Who would forget that deep, sexy, gracious and sophisticated voice of the host and producer of one of my all time favorite show “Soul Train”, Don Cornelius?
I just learned that he was found dead at his home in Los Angeles early Wednesday in what has been concluded as a suicide. Don Cornelius was 75.
I am saddened that Mr. Cornelius left this world in such an unpleasant way for a man of his accomplishment. While “Soul Train” was one of the longest running syndicated show that run since 1970s, if you are a music lover, there is no way you can think of “Soul Train” without thinking about Don Cornelius. As a host and producer of “Soul Train”, Mr. Cornelius was indeed a legend in the music industry playing a critical role helping spread music produced by black America into the world stage when watching black people on TeeVee was scares.
“ ‘Soul Train’ created an outlet for black artists that never would have been if it hadn’t been for Cornelius,” said Kenny Gamble, who with his partner, Leon Huff, created the Philly soul sound and wrote the theme song for the show. “It was a tremendous export from America to the world, that showed African-American life and the joy of music and dance, and it brought people together.”
[…]Mr. Cornelius, a former disc jockey, created “Soul Train” in 1970 for the Chicago television station WCIU and served as its writer, producer and host. When it became a local sensation, he moved the show to Los Angeles and began broadcasting nationally in 1971, beginning a 35-year run in syndication.
[…]Born on Chicago’s South Side on Sept. 27, 1936, Mr. Cornelius had an early craving to go into broadcasting. He graduated from DuSable High School in 1954, did a stint in the Marine Corps and then returned to Chicago to marry a childhood sweetheart, Delores Harrison.

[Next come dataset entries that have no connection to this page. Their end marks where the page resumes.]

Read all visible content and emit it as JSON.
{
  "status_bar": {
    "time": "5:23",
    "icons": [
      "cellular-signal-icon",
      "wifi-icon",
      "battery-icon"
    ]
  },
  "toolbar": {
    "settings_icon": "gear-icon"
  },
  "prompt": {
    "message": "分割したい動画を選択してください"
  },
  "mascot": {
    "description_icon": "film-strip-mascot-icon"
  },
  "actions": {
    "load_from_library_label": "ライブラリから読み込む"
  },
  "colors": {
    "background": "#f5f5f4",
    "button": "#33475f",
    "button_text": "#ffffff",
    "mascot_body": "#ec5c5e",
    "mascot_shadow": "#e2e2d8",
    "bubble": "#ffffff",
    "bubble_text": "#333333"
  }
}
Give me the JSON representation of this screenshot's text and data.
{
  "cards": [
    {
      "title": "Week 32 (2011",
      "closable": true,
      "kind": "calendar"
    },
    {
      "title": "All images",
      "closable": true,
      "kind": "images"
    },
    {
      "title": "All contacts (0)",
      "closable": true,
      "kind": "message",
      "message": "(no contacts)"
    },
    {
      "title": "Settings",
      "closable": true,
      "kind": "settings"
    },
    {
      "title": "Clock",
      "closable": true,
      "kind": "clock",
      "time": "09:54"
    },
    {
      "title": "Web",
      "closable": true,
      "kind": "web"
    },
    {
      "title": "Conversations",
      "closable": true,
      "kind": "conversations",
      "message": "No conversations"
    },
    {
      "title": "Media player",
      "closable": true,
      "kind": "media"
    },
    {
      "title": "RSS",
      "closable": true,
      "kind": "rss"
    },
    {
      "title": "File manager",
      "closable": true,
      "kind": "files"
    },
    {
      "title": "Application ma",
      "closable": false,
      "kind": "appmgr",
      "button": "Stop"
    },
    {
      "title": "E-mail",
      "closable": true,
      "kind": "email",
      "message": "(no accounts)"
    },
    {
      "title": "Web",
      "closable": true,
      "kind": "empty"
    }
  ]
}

They had two sons, Anthony and Raymond, who are among his survivors.
A heartfelt condolences to the Cornelius family for the lose of this great man who transformed the music industry bringing so many black artists into the business when the window of opportunity was so closed to many people of color.
We will remember your legacy. Rest in peace, Mr. Cornelius!